The most important rooms of a «ryokan», a traditional Japanese inn, are so structured that they can be perfectly covered with a row of standardised «tatami» (rice-straw mats). So much so that it seems as if one first buys some carpets of a particular size and then proceeds to construct a house that precisely fits the size of these carpets. However, the dimensions of a wall-to-wall carpet are generally user-defined, while the dimensions of a tatami are, more often than not, random.
With a standard length (which varies a bit according to the region) of 170-191 cm and a width of 85-95 cm, the tatami is roughly the size required by a human body to sleep in – without feeling cramped. The basic element of Japanese architecture is thus effectively the human comfort zone, the minimal individual space. That brings to mind the much-discussed idea (since the Renaissance in Europe) of an architecture that is oriented towards the size of the human being.
One can see the larger meaning of this tatami-minimal space in Japanese culture as being contradictory to the widely held western notion that, in Japanese society, the needs of the collective populace are considered more important than the interests of an individual. Conversely, one can speak also of the standardisation of minimal space – and see this as a sign of how difficult the going is for all things individual in this culture. As always. In any event, the security of the individual space can well be considered a basic prerequisite for the successful organisation of a collective. That is certainly as valid for Japan as it is for our western societies.
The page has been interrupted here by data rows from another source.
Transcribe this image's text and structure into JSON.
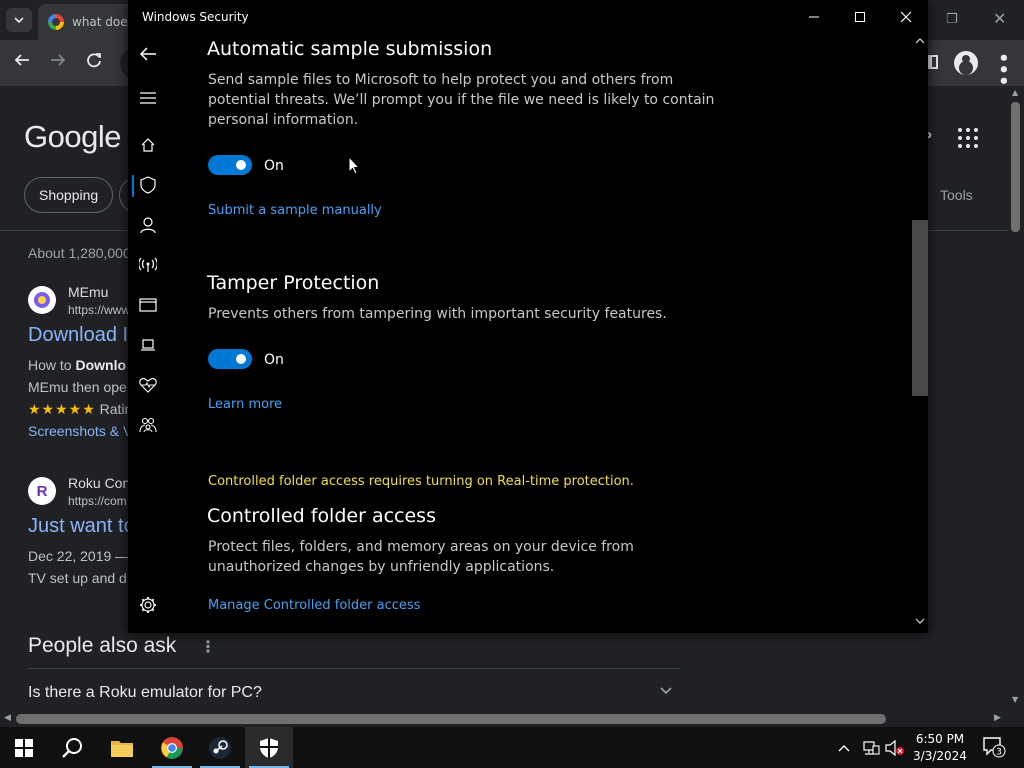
{
  "browser": {
    "tab_title": "what does",
    "chip_label": "Shopping",
    "tools_label": "Tools",
    "logo_text": "Google",
    "result_stats": "About 1,280,000",
    "results": [
      {
        "site": "MEmu",
        "url": "https://www",
        "title": "Download I",
        "line1_prefix": "How to ",
        "line1_bold": "Downlo",
        "line2": "MEmu then ope",
        "stars": "★★★★★",
        "rating_text": " Ratin",
        "line4": "Screenshots & V",
        "icon_letter": ""
      },
      {
        "site": "Roku Con",
        "url": "https://com",
        "title": "Just want to",
        "line1": "Dec 22, 2019 —",
        "line2": "TV set up and d",
        "icon_letter": "R"
      }
    ],
    "paa_title": "People also ask",
    "paa_question": "Is there a Roku emulator for PC?"
  },
  "security": {
    "window_title": "Windows Security",
    "auto_sample": {
      "heading": "Automatic sample submission",
      "description": "Send sample files to Microsoft to help protect you and others from potential threats. We’ll prompt you if the file we need is likely to contain personal information.",
      "toggle_state": "On",
      "link": "Submit a sample manually"
    },
    "tamper": {
      "heading": "Tamper Protection",
      "description": "Prevents others from tampering with important security features.",
      "toggle_state": "On",
      "link": "Learn more"
    },
    "cfa": {
      "warning": "Controlled folder access requires turning on Real-time protection.",
      "heading": "Controlled folder access",
      "description": "Protect files, folders, and memory areas on your device from unauthorized changes by unfriendly applications.",
      "link": "Manage Controlled folder access"
    },
    "accent_color": "#0078d4",
    "link_color": "#4aa0f2",
    "warning_color": "#f2df4a"
  },
  "taskbar": {
    "time": "6:50 PM",
    "date": "3/3/2024",
    "notification_count": "3"
  }
}
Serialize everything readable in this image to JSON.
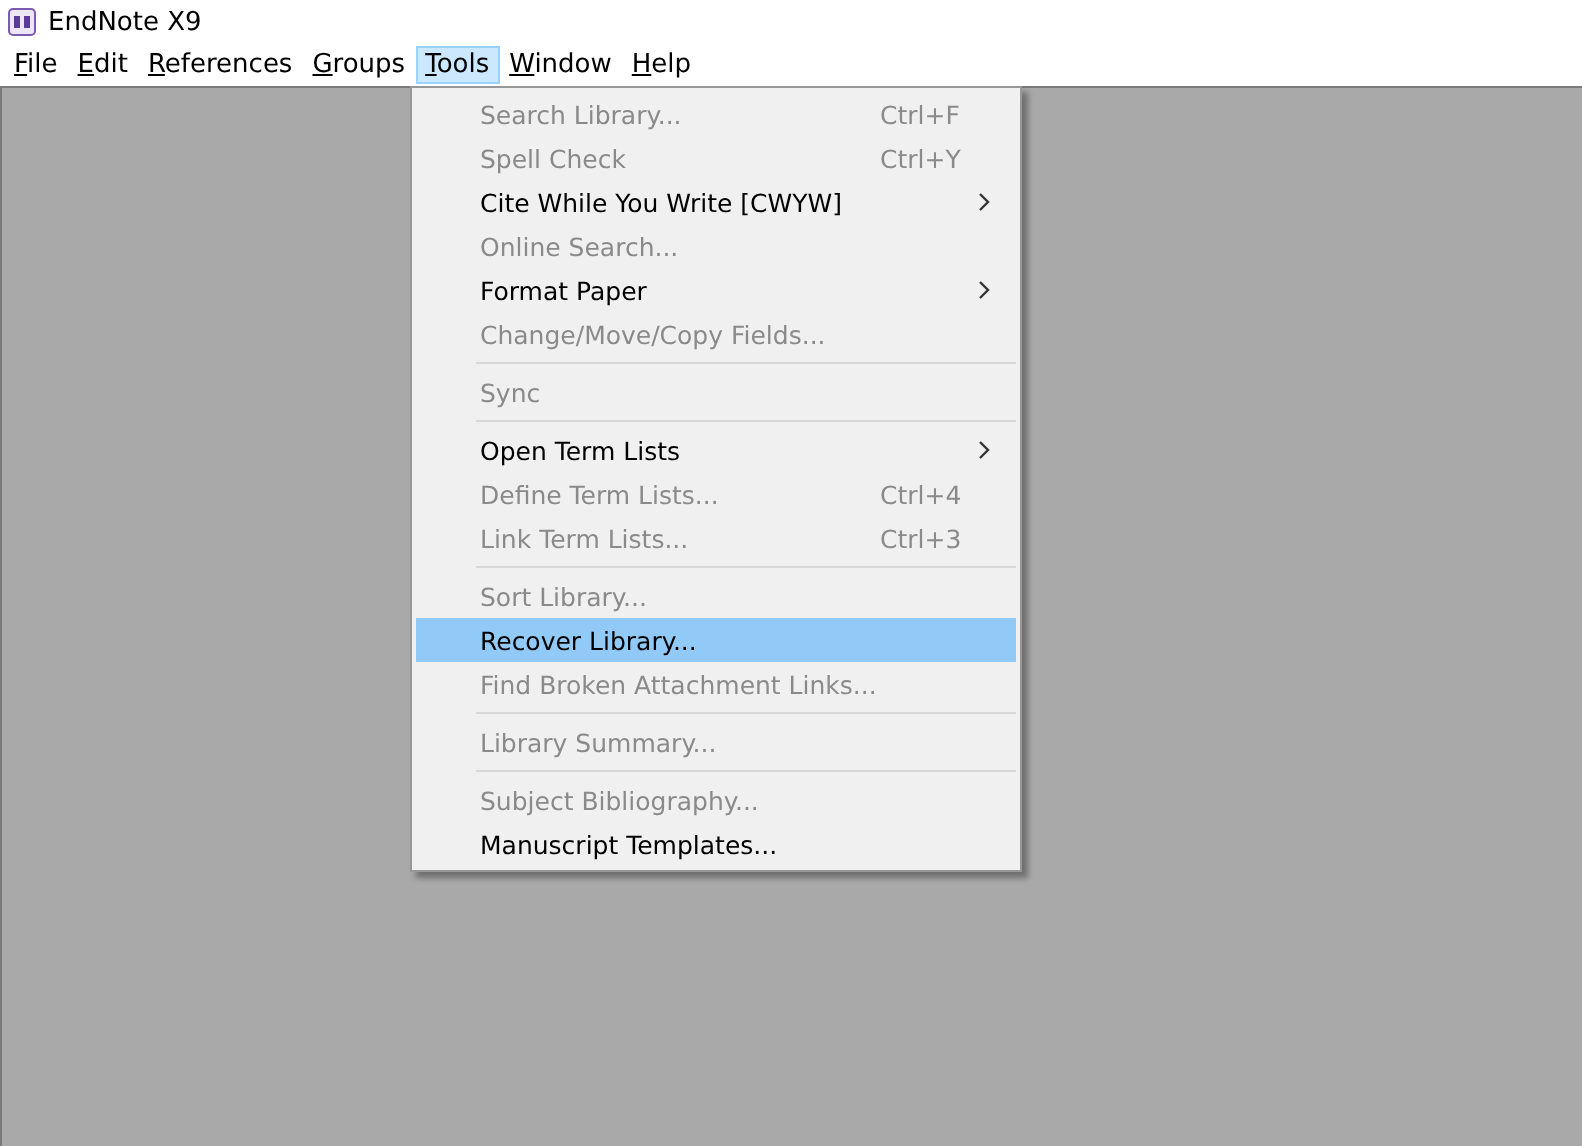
{
  "window": {
    "title": "EndNote X9"
  },
  "menubar": [
    {
      "label": "File",
      "selected": false
    },
    {
      "label": "Edit",
      "selected": false
    },
    {
      "label": "References",
      "selected": false
    },
    {
      "label": "Groups",
      "selected": false
    },
    {
      "label": "Tools",
      "selected": true
    },
    {
      "label": "Window",
      "selected": false
    },
    {
      "label": "Help",
      "selected": false
    }
  ],
  "tools_menu": [
    {
      "kind": "item",
      "label": "Search Library...",
      "shortcut": "Ctrl+F",
      "disabled": true,
      "submenu": false,
      "selected": false
    },
    {
      "kind": "item",
      "label": "Spell Check",
      "shortcut": "Ctrl+Y",
      "disabled": true,
      "submenu": false,
      "selected": false
    },
    {
      "kind": "item",
      "label": "Cite While You Write [CWYW]",
      "disabled": false,
      "submenu": true,
      "selected": false
    },
    {
      "kind": "item",
      "label": "Online Search...",
      "disabled": true,
      "submenu": false,
      "selected": false
    },
    {
      "kind": "item",
      "label": "Format Paper",
      "disabled": false,
      "submenu": true,
      "selected": false
    },
    {
      "kind": "item",
      "label": "Change/Move/Copy Fields...",
      "disabled": true,
      "submenu": false,
      "selected": false
    },
    {
      "kind": "separator"
    },
    {
      "kind": "item",
      "label": "Sync",
      "disabled": true,
      "submenu": false,
      "selected": false
    },
    {
      "kind": "separator"
    },
    {
      "kind": "item",
      "label": "Open Term Lists",
      "disabled": false,
      "submenu": true,
      "selected": false
    },
    {
      "kind": "item",
      "label": "Define Term Lists...",
      "shortcut": "Ctrl+4",
      "disabled": true,
      "submenu": false,
      "selected": false
    },
    {
      "kind": "item",
      "label": "Link Term Lists...",
      "shortcut": "Ctrl+3",
      "disabled": true,
      "submenu": false,
      "selected": false
    },
    {
      "kind": "separator"
    },
    {
      "kind": "item",
      "label": "Sort Library...",
      "disabled": true,
      "submenu": false,
      "selected": false
    },
    {
      "kind": "item",
      "label": "Recover Library...",
      "disabled": false,
      "submenu": false,
      "selected": true
    },
    {
      "kind": "item",
      "label": "Find Broken Attachment Links...",
      "disabled": true,
      "submenu": false,
      "selected": false
    },
    {
      "kind": "separator"
    },
    {
      "kind": "item",
      "label": "Library Summary...",
      "disabled": true,
      "submenu": false,
      "selected": false
    },
    {
      "kind": "separator"
    },
    {
      "kind": "item",
      "label": "Subject Bibliography...",
      "disabled": true,
      "submenu": false,
      "selected": false
    },
    {
      "kind": "item",
      "label": "Manuscript Templates...",
      "disabled": false,
      "submenu": false,
      "selected": false
    }
  ]
}
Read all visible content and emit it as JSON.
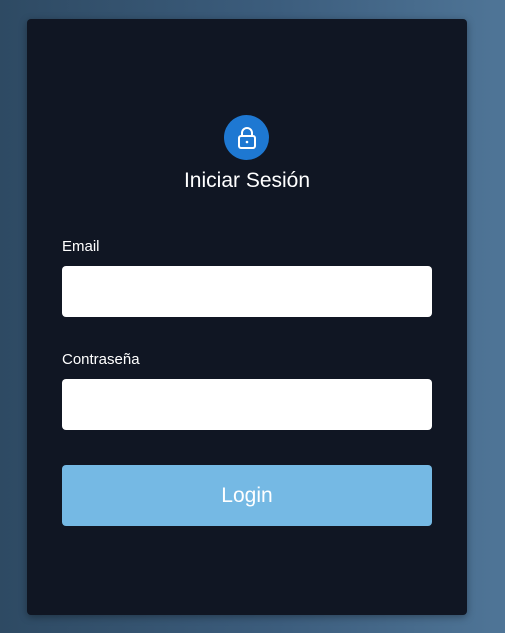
{
  "login": {
    "title": "Iniciar Sesión",
    "icon": "lock-icon",
    "email_label": "Email",
    "email_value": "",
    "password_label": "Contraseña",
    "password_value": "",
    "submit_label": "Login"
  },
  "colors": {
    "card_background": "#101623",
    "icon_badge": "#1e78d2",
    "button": "#75b9e4",
    "input_background": "#ffffff"
  }
}
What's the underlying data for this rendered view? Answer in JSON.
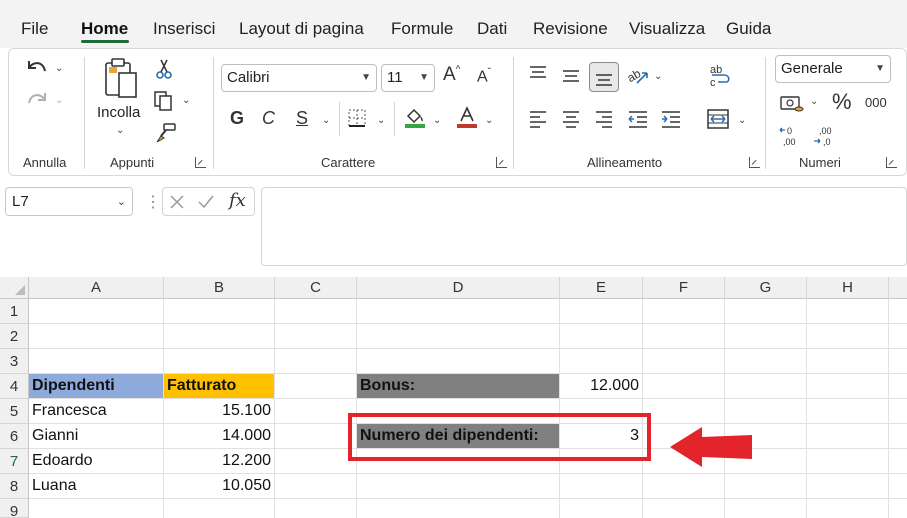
{
  "menu": {
    "tabs": [
      "File",
      "Home",
      "Inserisci",
      "Layout di pagina",
      "Formule",
      "Dati",
      "Revisione",
      "Visualizza",
      "Guida"
    ],
    "active_tab": "Home"
  },
  "ribbon": {
    "groups": {
      "annulla": "Annulla",
      "appunti": "Appunti",
      "carattere": "Carattere",
      "allineamento": "Allineamento",
      "numeri": "Numeri"
    },
    "paste_label": "Incolla",
    "font_name": "Calibri",
    "font_size": "11",
    "bold_label": "G",
    "italic_label": "C",
    "underline_label": "S",
    "number_format": "Generale",
    "percent_symbol": "%",
    "thousands_label": "000",
    "icons": [
      "undo-icon",
      "redo-icon",
      "paste-icon",
      "cut-icon",
      "copy-icon",
      "format-painter-icon",
      "grow-font-icon",
      "shrink-font-icon",
      "borders-icon",
      "fill-color-icon",
      "font-color-icon",
      "align-top-icon",
      "align-middle-icon",
      "align-bottom-icon",
      "orientation-icon",
      "wrap-text-icon",
      "align-left-icon",
      "align-center-icon",
      "align-right-icon",
      "decrease-indent-icon",
      "increase-indent-icon",
      "merge-center-icon",
      "accounting-format-icon",
      "increase-decimal-icon",
      "decrease-decimal-icon"
    ]
  },
  "formula_bar": {
    "name_box": "L7",
    "fx_label": "fx",
    "formula": ""
  },
  "sheet": {
    "columns": [
      "A",
      "B",
      "C",
      "D",
      "E",
      "F",
      "G",
      "H"
    ],
    "rows": [
      "1",
      "2",
      "3",
      "4",
      "5",
      "6",
      "7",
      "8",
      "9"
    ],
    "selected_row": "7",
    "cells": {
      "A4": "Dipendenti",
      "B4": "Fatturato",
      "A5": "Francesca",
      "B5": "15.100",
      "A6": "Gianni",
      "B6": "14.000",
      "A7": "Edoardo",
      "B7": "12.200",
      "A8": "Luana",
      "B8": "10.050",
      "D4": "Bonus:",
      "E4": "12.000",
      "D6": "Numero dei dipendenti:",
      "E6": "3"
    }
  },
  "colors": {
    "header_blue": "#8eaadb",
    "header_orange": "#ffc000",
    "label_gray": "#808080",
    "highlight_red": "#e3242b",
    "accent_green": "#1f6a3a"
  }
}
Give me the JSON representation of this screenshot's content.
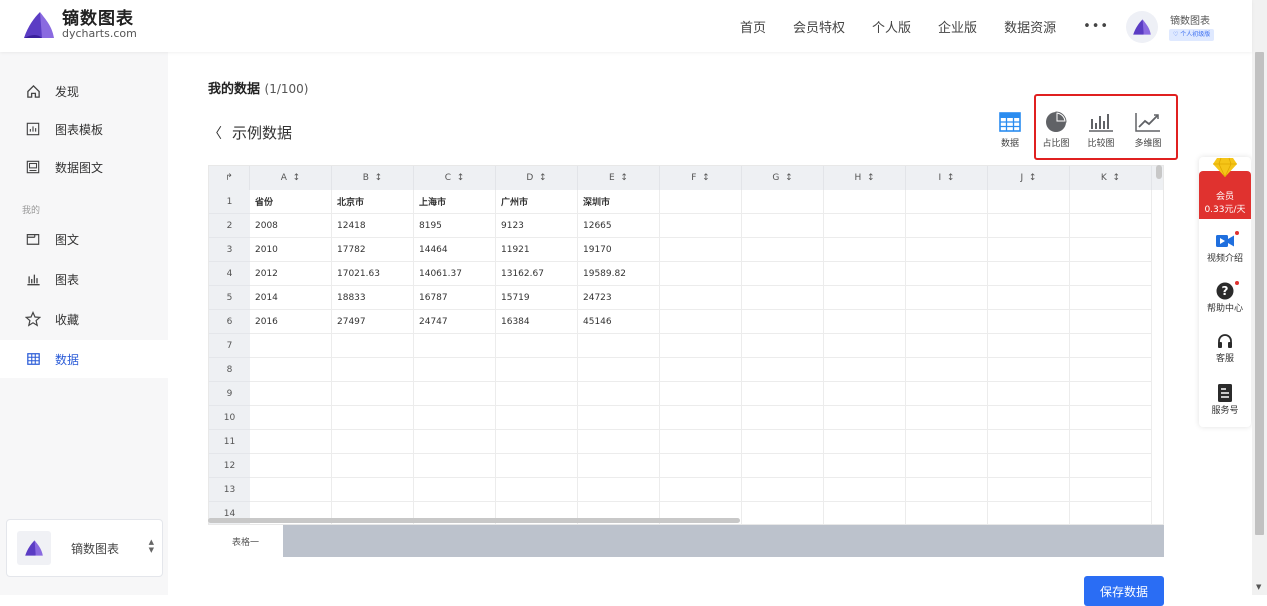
{
  "brand": {
    "name": "镝数图表",
    "domain": "dycharts.com"
  },
  "nav": [
    "首页",
    "会员特权",
    "个人版",
    "企业版",
    "数据资源",
    "•••"
  ],
  "user": {
    "name": "镝数图表",
    "badge": "个人初级版"
  },
  "sidebar": {
    "items": [
      {
        "label": "发现",
        "icon": "home-icon"
      },
      {
        "label": "图表模板",
        "icon": "chart-template-icon"
      },
      {
        "label": "数据图文",
        "icon": "data-article-icon"
      }
    ],
    "group_label": "我的",
    "my_items": [
      {
        "label": "图文",
        "icon": "article-icon"
      },
      {
        "label": "图表",
        "icon": "bar-chart-icon"
      },
      {
        "label": "收藏",
        "icon": "star-icon"
      },
      {
        "label": "数据",
        "icon": "table-icon"
      }
    ],
    "workspace": "镝数图表"
  },
  "page": {
    "title": "我的数据",
    "count": "(1/100)",
    "back_label": "示例数据"
  },
  "toolbar": {
    "data": "数据",
    "proportion": "占比图",
    "compare": "比较图",
    "multi": "多维图"
  },
  "table": {
    "columns": [
      "A",
      "B",
      "C",
      "D",
      "E",
      "F",
      "G",
      "H",
      "I",
      "J",
      "K"
    ],
    "rows": [
      "1",
      "2",
      "3",
      "4",
      "5",
      "6",
      "7",
      "8",
      "9",
      "10",
      "11",
      "12",
      "13",
      "14"
    ],
    "cells": [
      [
        "省份",
        "北京市",
        "上海市",
        "广州市",
        "深圳市"
      ],
      [
        "2008",
        "12418",
        "8195",
        "9123",
        "12665"
      ],
      [
        "2010",
        "17782",
        "14464",
        "11921",
        "19170"
      ],
      [
        "2012",
        "17021.63",
        "14061.37",
        "13162.67",
        "19589.82"
      ],
      [
        "2014",
        "18833",
        "16787",
        "15719",
        "24723"
      ],
      [
        "2016",
        "27497",
        "24747",
        "16384",
        "45146"
      ]
    ],
    "sheet_tab": "表格一"
  },
  "save_button": "保存数据",
  "right_panel": {
    "vip_line1": "会员",
    "vip_line2": "0.33元/天",
    "video": "视频介绍",
    "help": "帮助中心",
    "service": "客服",
    "account": "服务号"
  },
  "colors": {
    "accent": "#2a6df4",
    "vip_red": "#e0322f",
    "highlight_box": "#e02020"
  }
}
Only, do we know of any expression for this minimal space based on body-size that can compare favourably or compete with the iconic power of the tatami?
First Publication: 23-4-2013